Every town in this country seems to have at least one steward, one ambassador who is wired to create good. They typically aren’t elected or appointed or hired or even named. They just show up and give what they can.
For Olean, NY, that was Milo Belvees and, for years, his mission was the local Little League. It was through baseball that generations of area kids came to know him, the coach of the Cards, who somehow knew us all by name, knew our parents, knew our bat speeds. Years later, long after we’d hung up the polyester unis for good, he’d still greet you by name. “Louie, how are the parents?”
That was a small piece of Milo, who manned his corner of the globe, ensuring at the very least that his town would offer its kids the chance to learn the game.

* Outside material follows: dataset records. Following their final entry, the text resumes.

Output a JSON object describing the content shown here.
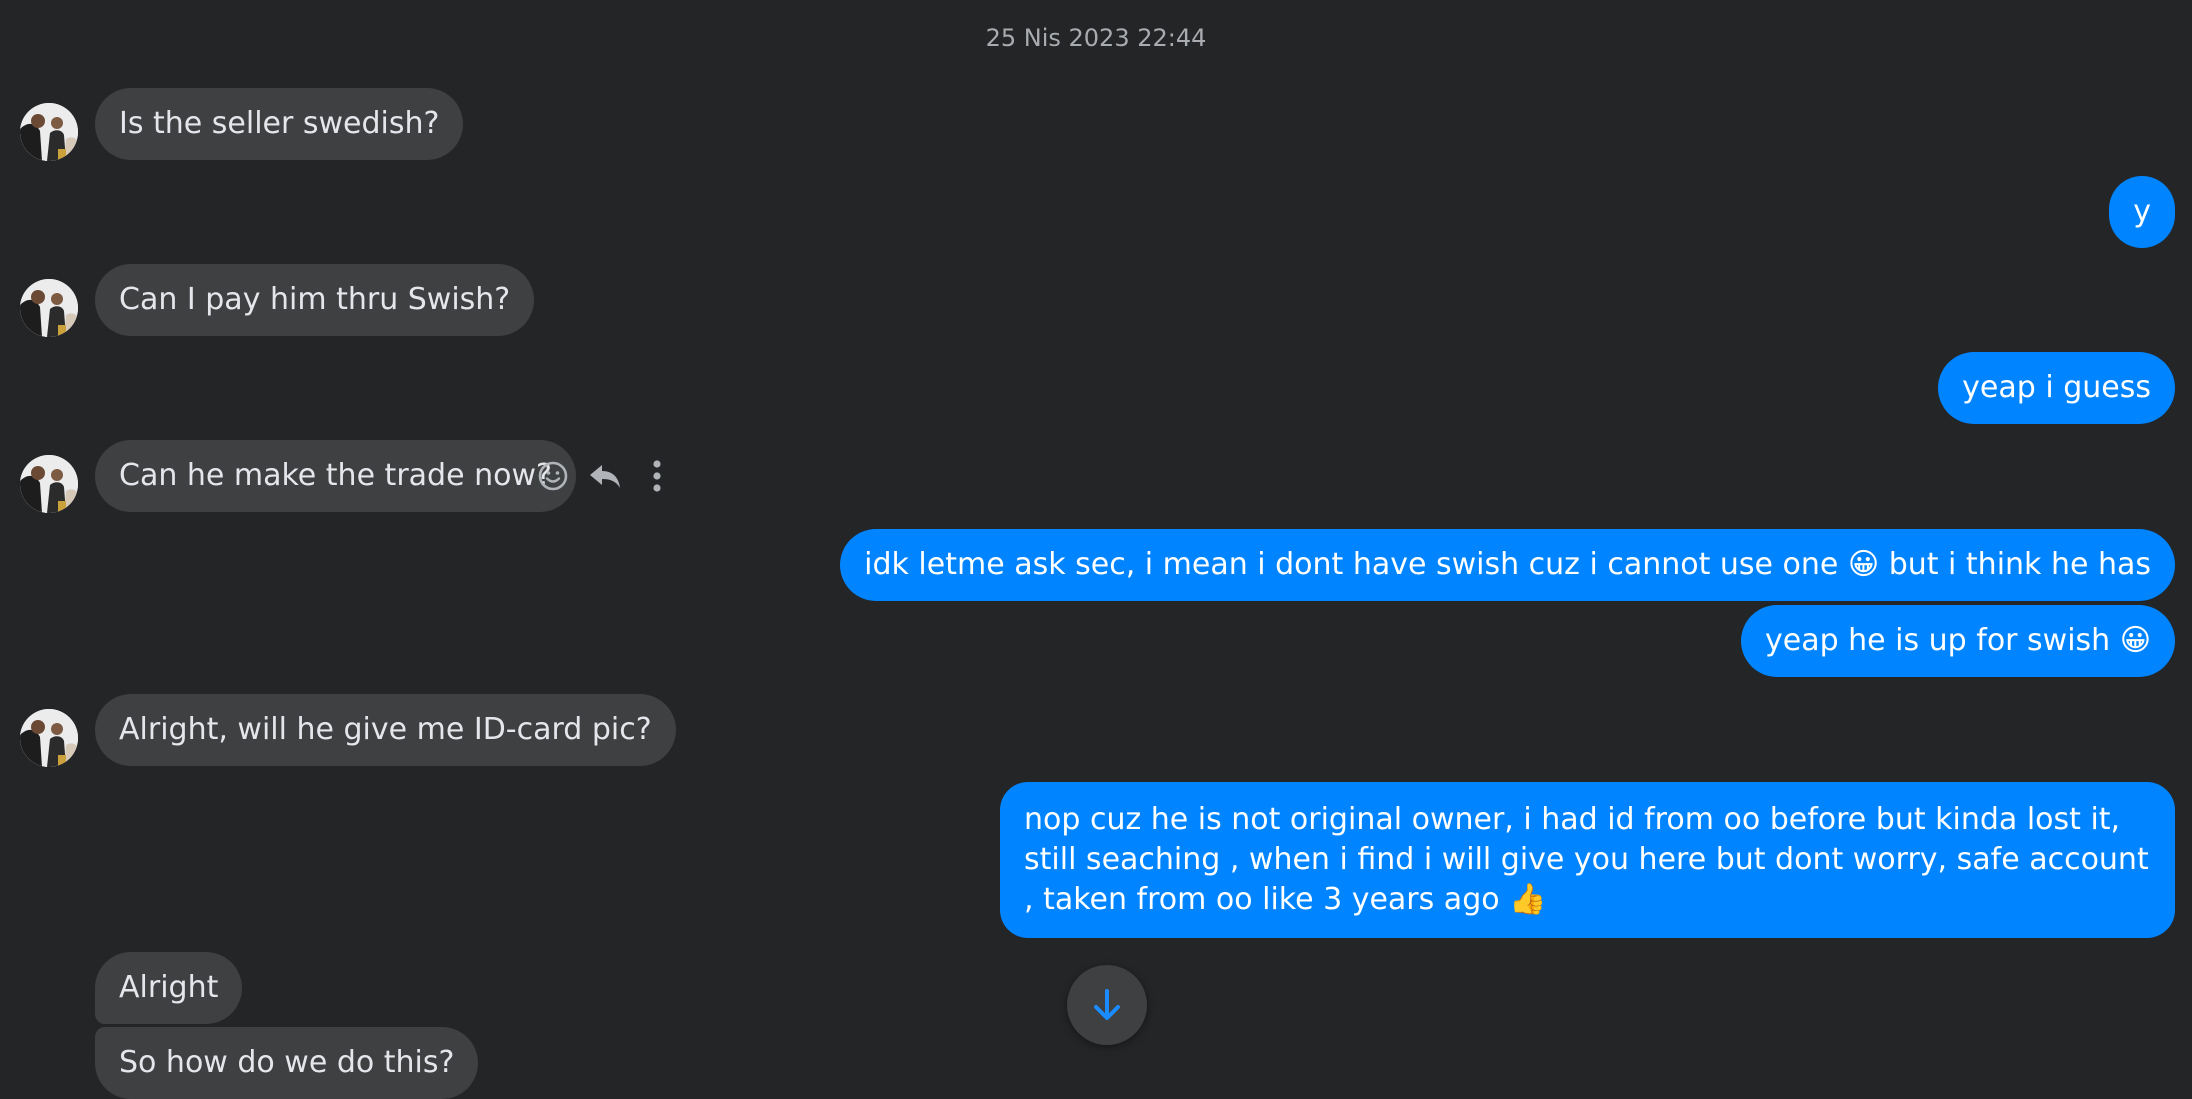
{
  "header": {
    "timestamp": "25 Nis 2023 22:44"
  },
  "messages": [
    {
      "text": "Is the seller swedish?"
    },
    {
      "text": "y"
    },
    {
      "text": "Can I pay him thru Swish?"
    },
    {
      "text": "yeap i guess"
    },
    {
      "text": "Can he make the trade now?"
    },
    {
      "text": "idk letme ask sec, i mean i dont have swish cuz i cannot use one 😀 but i think he has"
    },
    {
      "text": "yeap he is up for swish 😀"
    },
    {
      "text": "Alright, will he give me ID-card pic?"
    },
    {
      "text": "nop cuz he is not original owner, i had id from oo before but kinda lost it, still seaching , when i find i will give you here but dont worry, safe account , taken from oo like 3 years ago 👍"
    },
    {
      "text": "Alright"
    },
    {
      "text": "So how do we do this?"
    }
  ],
  "message_actions": {
    "icons": [
      "emoji-icon",
      "reply-icon",
      "more-options-icon"
    ]
  },
  "scroll_button": {
    "icon": "arrow-down-icon"
  },
  "colors": {
    "background": "#242526",
    "incoming_bubble": "#3e4042",
    "outgoing_bubble": "#0084ff",
    "incoming_text": "#e4e6eb",
    "timestamp_text": "#a8abaf"
  }
}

And once they had grown into halfway decent human beings, they’d find him at his quiet bar on the main drag – the Village Green – for a couple of beers and to talk of history, family and what would surely be another disappointing season for the Miami Dolphins.
In the ensuing days following his sudden passing last week, his life and impact have come into full view. How obvious and defined they shine now, when the time to express our sincere appreciation has passed us. That regret compounds the loss.
Holiday seasons back home were never fully complete without a night at Milo’s Village Green, because it was quiet and comfortable, a place to reconnect and think and talk beneath the glow of a Sabres game. And because Milo was there, and there was and is a subtle comfort in knowing that some people and places stand firm, that history is worth recognizing and cherishing, and that not everything has to change so god damn quickly.  
I will miss Milo, his company, but I will continue to celebrate his contributions to my life and to those of many, many others. Thanks for the game, Milo.